Vascular complications after solid-organ transplantation are not uncommon and may lead to graft dysfunction and ultimately graft loss (Khaja et al., 2014). Single centre data of 3,129 consecutive kidney transplantations reported vascular complications in 13.5%, with Transplant Renal Artery Stenosis (TRAS) being the most common complication (78%) (Bessede et al., 2012). Meanwhile, mTOR inhibitors have been shown to attenuate allograft vasculopathy progression in heart transplant patients (De Simone et al., 2017b).

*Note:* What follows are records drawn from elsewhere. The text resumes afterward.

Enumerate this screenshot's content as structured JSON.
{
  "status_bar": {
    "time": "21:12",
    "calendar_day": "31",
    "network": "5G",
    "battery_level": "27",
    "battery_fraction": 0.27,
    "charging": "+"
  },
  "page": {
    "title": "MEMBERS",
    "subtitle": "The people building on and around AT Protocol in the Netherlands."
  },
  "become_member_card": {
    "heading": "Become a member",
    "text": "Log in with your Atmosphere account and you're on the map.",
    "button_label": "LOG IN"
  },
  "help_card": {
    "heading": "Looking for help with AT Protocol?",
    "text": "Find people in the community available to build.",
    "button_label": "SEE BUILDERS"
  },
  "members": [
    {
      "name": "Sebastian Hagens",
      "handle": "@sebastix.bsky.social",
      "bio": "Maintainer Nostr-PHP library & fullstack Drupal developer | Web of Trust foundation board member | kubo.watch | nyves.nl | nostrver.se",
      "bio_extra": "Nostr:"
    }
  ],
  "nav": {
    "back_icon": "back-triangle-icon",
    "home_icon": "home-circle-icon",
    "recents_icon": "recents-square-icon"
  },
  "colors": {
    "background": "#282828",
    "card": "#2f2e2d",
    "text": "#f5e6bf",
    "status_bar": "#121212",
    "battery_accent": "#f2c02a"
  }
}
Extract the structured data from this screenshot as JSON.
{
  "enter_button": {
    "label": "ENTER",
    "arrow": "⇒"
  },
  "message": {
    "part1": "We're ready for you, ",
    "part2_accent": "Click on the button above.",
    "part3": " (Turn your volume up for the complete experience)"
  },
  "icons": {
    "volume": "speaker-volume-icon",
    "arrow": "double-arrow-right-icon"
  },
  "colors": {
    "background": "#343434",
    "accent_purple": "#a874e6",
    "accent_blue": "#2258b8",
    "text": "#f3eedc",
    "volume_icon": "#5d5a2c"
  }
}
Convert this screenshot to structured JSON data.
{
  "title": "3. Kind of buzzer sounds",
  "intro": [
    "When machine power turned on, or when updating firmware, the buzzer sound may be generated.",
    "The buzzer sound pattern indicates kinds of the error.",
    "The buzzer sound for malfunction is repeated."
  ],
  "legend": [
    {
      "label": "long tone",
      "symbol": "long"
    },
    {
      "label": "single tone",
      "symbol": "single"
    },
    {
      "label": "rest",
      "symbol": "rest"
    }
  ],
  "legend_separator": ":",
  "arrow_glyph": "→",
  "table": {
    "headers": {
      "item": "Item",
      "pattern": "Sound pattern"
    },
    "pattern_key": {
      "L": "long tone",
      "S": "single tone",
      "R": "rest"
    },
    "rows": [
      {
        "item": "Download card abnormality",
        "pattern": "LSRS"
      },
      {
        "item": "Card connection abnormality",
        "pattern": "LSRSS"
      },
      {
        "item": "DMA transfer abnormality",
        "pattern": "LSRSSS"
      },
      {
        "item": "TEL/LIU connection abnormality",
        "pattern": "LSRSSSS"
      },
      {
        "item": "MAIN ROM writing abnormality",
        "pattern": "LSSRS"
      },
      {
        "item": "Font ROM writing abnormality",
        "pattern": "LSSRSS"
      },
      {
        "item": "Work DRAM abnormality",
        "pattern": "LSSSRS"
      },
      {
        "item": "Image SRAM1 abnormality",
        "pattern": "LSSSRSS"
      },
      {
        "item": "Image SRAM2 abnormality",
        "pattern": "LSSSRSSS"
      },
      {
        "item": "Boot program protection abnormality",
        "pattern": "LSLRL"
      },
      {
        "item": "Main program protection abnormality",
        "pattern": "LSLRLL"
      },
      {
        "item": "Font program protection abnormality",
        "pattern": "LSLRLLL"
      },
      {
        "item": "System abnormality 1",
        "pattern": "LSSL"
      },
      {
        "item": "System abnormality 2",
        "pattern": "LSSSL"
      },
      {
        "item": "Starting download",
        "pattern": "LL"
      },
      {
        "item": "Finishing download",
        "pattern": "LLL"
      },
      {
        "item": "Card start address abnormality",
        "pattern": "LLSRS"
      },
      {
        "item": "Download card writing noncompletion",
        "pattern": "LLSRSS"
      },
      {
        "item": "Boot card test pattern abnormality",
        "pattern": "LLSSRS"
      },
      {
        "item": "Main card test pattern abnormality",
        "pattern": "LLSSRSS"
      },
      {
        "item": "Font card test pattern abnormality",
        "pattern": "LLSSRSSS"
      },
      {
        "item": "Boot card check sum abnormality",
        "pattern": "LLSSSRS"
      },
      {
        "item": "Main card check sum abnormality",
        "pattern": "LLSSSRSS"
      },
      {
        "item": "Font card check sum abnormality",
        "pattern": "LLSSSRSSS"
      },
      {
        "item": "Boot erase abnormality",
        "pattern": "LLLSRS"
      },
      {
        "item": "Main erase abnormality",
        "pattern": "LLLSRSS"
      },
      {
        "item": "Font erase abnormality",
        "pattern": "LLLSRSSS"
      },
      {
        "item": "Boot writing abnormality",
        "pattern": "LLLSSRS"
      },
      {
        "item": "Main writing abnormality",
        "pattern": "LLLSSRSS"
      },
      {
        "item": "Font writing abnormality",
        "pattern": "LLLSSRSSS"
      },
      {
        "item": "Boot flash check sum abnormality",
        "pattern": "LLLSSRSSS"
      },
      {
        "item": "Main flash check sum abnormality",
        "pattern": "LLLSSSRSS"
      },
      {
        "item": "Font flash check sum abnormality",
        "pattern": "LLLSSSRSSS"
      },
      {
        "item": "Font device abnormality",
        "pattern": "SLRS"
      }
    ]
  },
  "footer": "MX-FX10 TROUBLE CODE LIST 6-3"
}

Liver transplantation patients have an increased risk of cardiovascular events with risk factors including age, pre-transplant disease, diabetes mellitus, metabolic syndrome and hyperuricaemia, dyslipidaemia and obesity. Optimal immunosuppression regimens for the mitigation of cardiovascular disease remains unclear but current recommendations suggest the reduction or elimination of CNI exposure by switching to mTOR inhibitor or MMF/MPA monotherapy (De Simone et al., 2017b). Interestingly given the links between cardiovascular events and obesity, recent data has indicated that everolimus with reduced-exposure tacrolimus may lessen weight gain in liver transplantation patients. At month 24, the standard-exposure tacrolimus group had a mean weight increase of 9.54 kg (± 10.21 kg) compared with 6.69 kg (± 8.37 kg; P=0.011) in the everolimus group (Charlton et al., 2017). Meanwhile, a retrospective review of 69 liver transplant recipients treated with HMG-CoA reductase inhibitors showed a relatively low incidence of adverse events (8.6%) with five (7.2%) reporting myalgia and one (1.4%) with myopathy (Martin et al., 2008).